Many years ago, I read a book — A Wizard of Earthsea, by Ursula K. LeGuin. It was partly for fun, for I enjoyed the best works of fantasy and science fiction, and partly a class assignment. For my university literature elective I sat the Science Fiction and Fantasy as Literature class under Eugene Warren. Although the class was for credit, it was for fun that I sat it. In the process, Mr. Warren taught me a few things about literature.
I met Eugene Warren and his wife, Rose, sometime in the early 1970s. I think they were involved with the Intervarsity Fellowship group on the University of Missouri — Rolla (now Missouri University of Science and Technology) campus. But, I cannot recall.
What I do recall is that they were different than anyone else in my experience. On looking back, I think they might have been part of the Hippie Movement from the 1960s. That is what I think, but I am not sure. That they were very different than me was clear. But, they believed God and trusted Jesus and that was all I needed to know.
My interaction with them was episodic, but always pleasant. When I learned that Warren would teach the literature class, I was intrigued. I am so glad that I sat that class. I was introduced to LeGuin and other great authors and still appreciate it.
So, it was a little surprising to me that I noticed an old copy of A Wizard of Earthsea on Daughter’s bookshelf. I had been thinking about the book because Older Son and I watched a Hayao Miyazaki rendition of Tales of Earthsea while I was in Denver a few weeks ago. I pulled the old paperback from the shelf and opened it.

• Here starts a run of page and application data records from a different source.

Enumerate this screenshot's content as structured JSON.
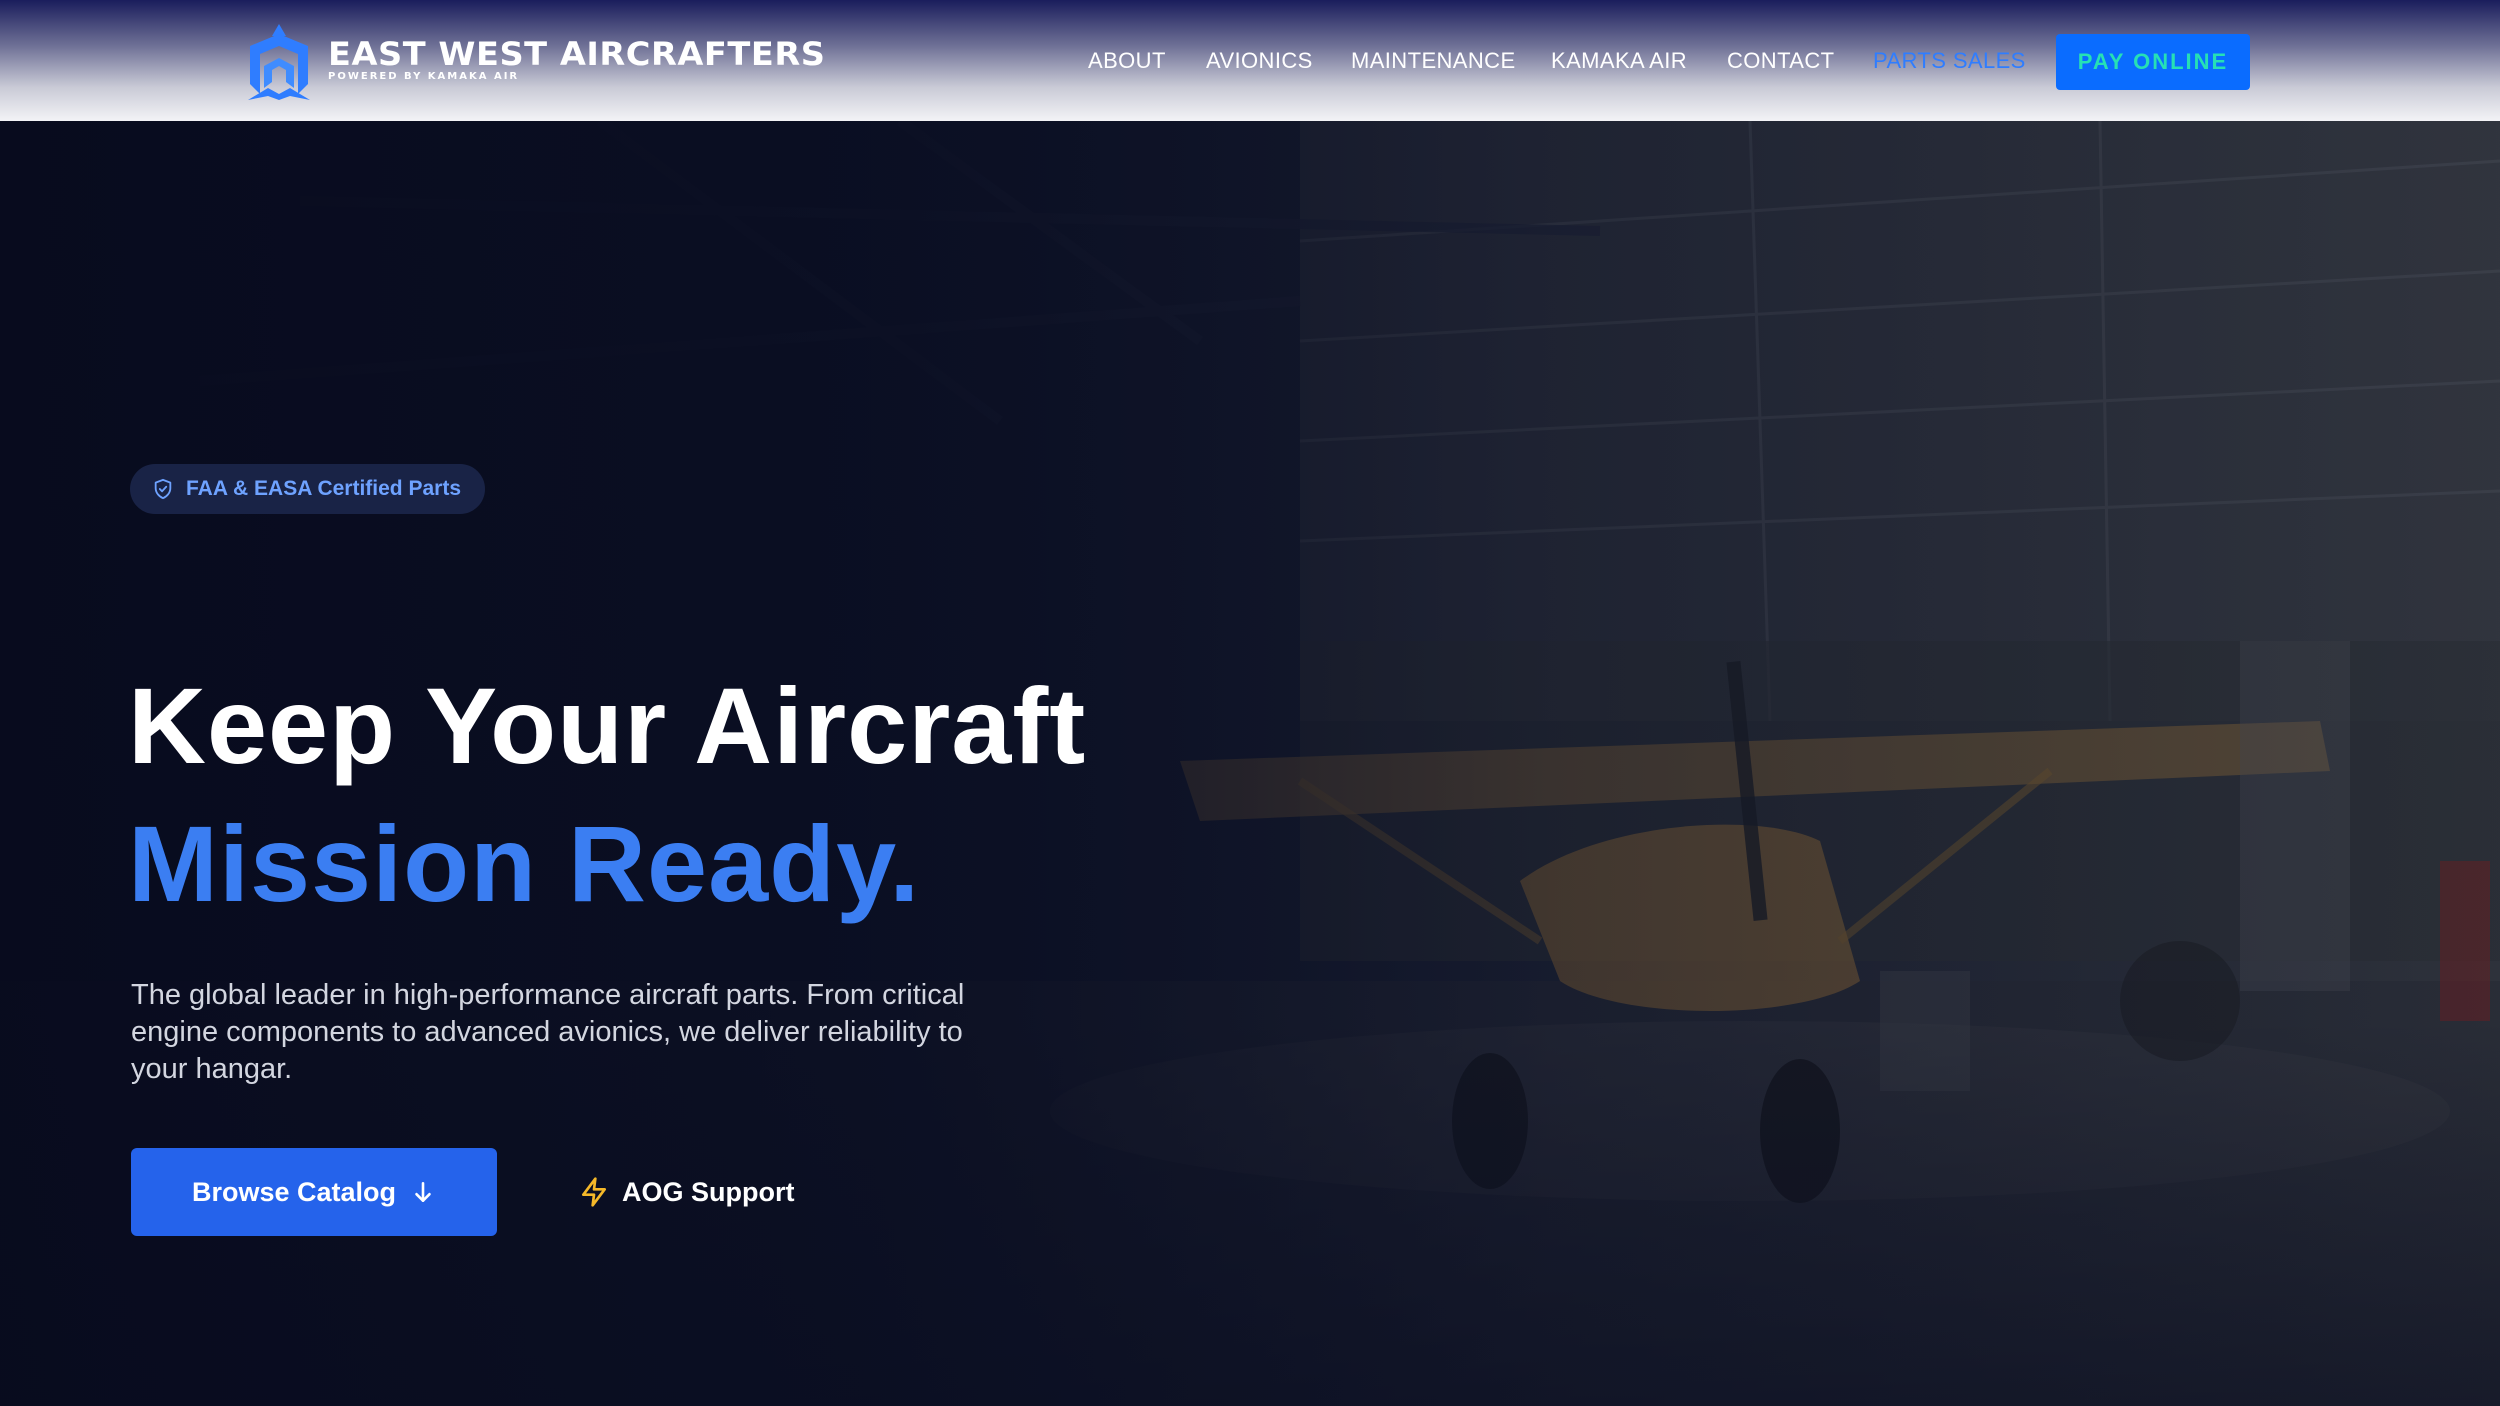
{
  "brand": {
    "name": "EAST WEST AIRCRAFTERS",
    "tagline": "POWERED BY KAMAKA AIR",
    "logo_icon": "wing-logo-icon",
    "accent_color": "#2f7dff"
  },
  "nav": {
    "items": [
      {
        "label": "ABOUT",
        "active": false
      },
      {
        "label": "AVIONICS",
        "active": false
      },
      {
        "label": "MAINTENANCE",
        "active": false
      },
      {
        "label": "KAMAKA AIR",
        "active": false
      },
      {
        "label": "CONTACT",
        "active": false
      },
      {
        "label": "PARTS SALES",
        "active": true
      }
    ],
    "cta_label": "PAY ONLINE",
    "cta_color": "#0a6cff"
  },
  "hero": {
    "badge": {
      "icon": "shield-check-icon",
      "text": "FAA & EASA Certified Parts"
    },
    "headline_line1": "Keep Your Aircraft",
    "headline_line2": "Mission Ready.",
    "headline_accent_color": "#3b7ef2",
    "description": "The global leader in high-performance aircraft parts. From critical engine components to advanced avionics, we deliver reliability to your hangar.",
    "primary_button": {
      "label": "Browse Catalog",
      "icon": "arrow-down-icon",
      "color": "#2563eb"
    },
    "secondary_link": {
      "label": "AOG Support",
      "icon": "lightning-bolt-icon",
      "icon_color": "#f5b829"
    }
  }
}
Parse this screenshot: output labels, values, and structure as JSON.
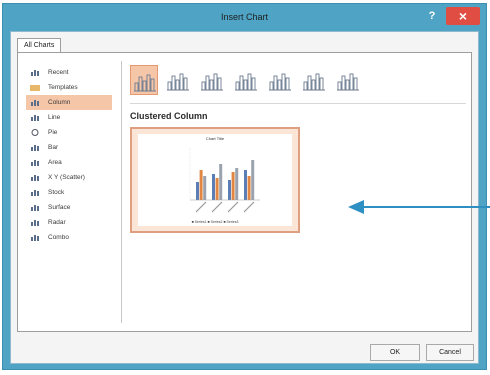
{
  "window": {
    "title": "Insert Chart",
    "help": "?",
    "close": "×"
  },
  "tabs": [
    {
      "label": "All Charts"
    }
  ],
  "chart_types": [
    {
      "label": "Recent",
      "icon": "recent-icon"
    },
    {
      "label": "Templates",
      "icon": "folder-icon"
    },
    {
      "label": "Column",
      "icon": "column-chart-icon",
      "selected": true
    },
    {
      "label": "Line",
      "icon": "line-chart-icon"
    },
    {
      "label": "Pie",
      "icon": "pie-chart-icon"
    },
    {
      "label": "Bar",
      "icon": "bar-chart-icon"
    },
    {
      "label": "Area",
      "icon": "area-chart-icon"
    },
    {
      "label": "X Y (Scatter)",
      "icon": "scatter-chart-icon"
    },
    {
      "label": "Stock",
      "icon": "stock-chart-icon"
    },
    {
      "label": "Surface",
      "icon": "surface-chart-icon"
    },
    {
      "label": "Radar",
      "icon": "radar-chart-icon"
    },
    {
      "label": "Combo",
      "icon": "combo-chart-icon"
    }
  ],
  "subtypes": [
    {
      "icon": "clustered-column-icon",
      "selected": true
    },
    {
      "icon": "stacked-column-icon"
    },
    {
      "icon": "100-stacked-column-icon"
    },
    {
      "icon": "3d-clustered-column-icon"
    },
    {
      "icon": "3d-stacked-column-icon"
    },
    {
      "icon": "3d-100-stacked-column-icon"
    },
    {
      "icon": "3d-column-icon"
    }
  ],
  "selected_subtype": "Clustered Column",
  "preview": {
    "chart_title": "Chart Title",
    "legend": "■ Series1  ■ Series2  ■ Series3"
  },
  "buttons": {
    "ok": "OK",
    "cancel": "Cancel"
  },
  "colors": {
    "accent": "#f6c6a9",
    "accent_border": "#e39a70",
    "window_frame": "#4fa3c4",
    "close": "#e04d43",
    "arrow": "#2d8fc2"
  }
}
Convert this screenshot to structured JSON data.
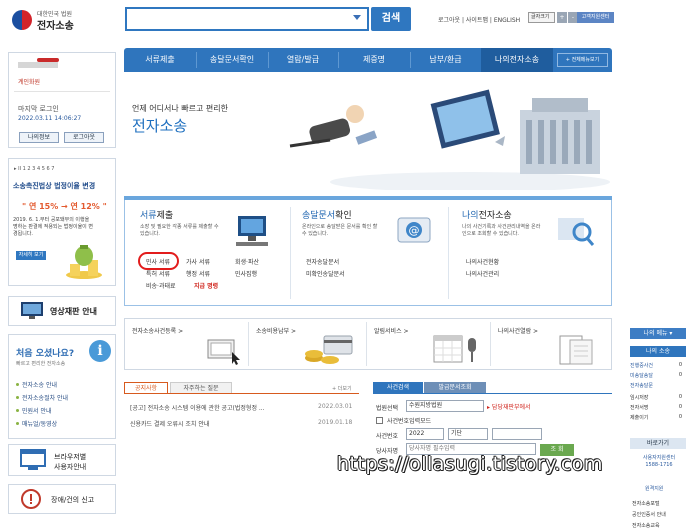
{
  "header": {
    "logo_sub": "대한민국 법원",
    "logo_main": "전자소송",
    "search_placeholder": "",
    "search_button": "검색",
    "top_links": "로그아웃 | 사이트맵 | ENGLISH",
    "font_size_label": "글자크기",
    "font_up": "+",
    "font_down": "-",
    "admin_link": "고객지원센터"
  },
  "nav": {
    "items": [
      "서류제출",
      "송달문서확인",
      "열람/발급",
      "제증명",
      "납부/환급",
      "나의전자소송"
    ],
    "more": "+ 전체메뉴보기"
  },
  "login": {
    "link": "계인화원",
    "last_login_label": "마지막 로그인",
    "last_login_time": "2022.03.11 14:06:27",
    "my_info_button": "나의정보",
    "logout_button": "로그아웃"
  },
  "promo": {
    "controls": "▸ II  1 2 3 4 5 6 7",
    "title": "소송촉진법상 법정이율 변경",
    "rate_change": "\" 연 15% → 연 12% \"",
    "body": "2019. 6. 1.부터 공포돼부의 이행을 명하는 판결에 적용되는 법정이율이 변경됩니다.",
    "button": "자세히 보기"
  },
  "video": {
    "title": "영상재판 안내"
  },
  "first_visit": {
    "title": "처음 오셨나요?",
    "subtitle": "빠르고 편리한 전자소송",
    "items": [
      "전자소송 안내",
      "전자소송절차 안내",
      "민원서 안내",
      "매뉴얼/동영상"
    ]
  },
  "browser": {
    "title_line1": "브라우저별",
    "title_line2": "사용자안내"
  },
  "error": {
    "title": "장애/건의 신고"
  },
  "banner": {
    "subtitle": "언제 어디서나 빠르고 편리한",
    "title": "전자소송"
  },
  "services": {
    "submit": {
      "title_a": "서류",
      "title_b": "제출",
      "desc": "소장 및 필요한 각종 서류를 제출할 수 있습니다.",
      "links": [
        "민사 서류",
        "가사 서류",
        "회생·파산",
        "특허 서류",
        "행정 서류",
        "민사집행",
        "비송·과태료",
        "지급 명령"
      ]
    },
    "delivery": {
      "title_a": "송달문서",
      "title_b": "확인",
      "desc": "온라인으로 송달받은 문서를 확인 할 수 있습니다.",
      "links": [
        "전자송달문서",
        "미확인송달문서"
      ]
    },
    "my": {
      "title_a": "나의",
      "title_b": "전자소송",
      "desc": "나의 사건기록과 사건관리내역을 온라인으로 조회할 수 있습니다.",
      "links": [
        "나의사건현황",
        "나의사건관리"
      ]
    }
  },
  "quick": [
    "전자소송사건등록 >",
    "소송비용납부 >",
    "알림서비스 >",
    "나의사건열람 >"
  ],
  "notices": {
    "tab_notice": "공지사항",
    "tab_faq": "자주하는 질문",
    "more": "+ 더보기",
    "rows": [
      {
        "text": "[공고] 전자소송 시스템 이용에 관한 공고(법정형정 ...",
        "date": "2022.03.01"
      },
      {
        "text": "신용카드 결제 오류시 조치 안내",
        "date": "2019.01.18"
      }
    ]
  },
  "case_search": {
    "tab_search": "사건검색",
    "tab_delivery": "발급문서조회",
    "court_label": "법원선택",
    "court_value": "수원지방법원",
    "court_link": "▸ 담당재판부에서",
    "checkbox_label": "사건번호입력모드",
    "case_no_label": "사건번호",
    "year_value": "2022",
    "type_value": "기단",
    "party_label": "당사자명",
    "party_placeholder": "당사자명 필수입력",
    "search_button": "조 회"
  },
  "right_sidebar": {
    "my_menu": "나의 메뉴 ▾",
    "my_case": "나의 소송",
    "items": [
      {
        "label": "진행중사건",
        "count": "0"
      },
      {
        "label": "미송달송달",
        "count": "0"
      },
      {
        "label": "전자송달문",
        "count": ""
      },
      {
        "label": "임시저장",
        "count": "0"
      },
      {
        "label": "전자서명",
        "count": "0"
      },
      {
        "label": "제출이기",
        "count": "0"
      }
    ],
    "shortcut": "바로가기",
    "support_line1": "사용자지원센터",
    "support_line2": "1588-1716",
    "remote": "원격지원",
    "bottom": [
      "전자소송포털",
      "공인인증서 안내",
      "전자소송교육"
    ]
  },
  "watermark": "https://ollasugi.tistory.com"
}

My name was lettered inside the front cover. I had forgotten that these were my books, given to Daughter during one of my recent purges of things. I set the book aside to read it.
Yesterday afternoon I spent some time with Older Grandson. I asked if he had read the book.
“No,” he responded.
“What’s it about?”
“It is the tale of a young wizard learning to be a man. It is a good story and you will like it.”
I began rereading the book, now after nearly 40 years, last night. I woke early this morning, agitated and restless from my dreams and picked it up again. I didn’t want to turn on a light, so I bought a copy for my Kindle. I listened to music and read for a bit.
Then I set it aside and rolled over to return to sleep for a few hours. I remembered Warren and the class I sat so long ago. I decided that the story was worth telling — and the book well worth rereading.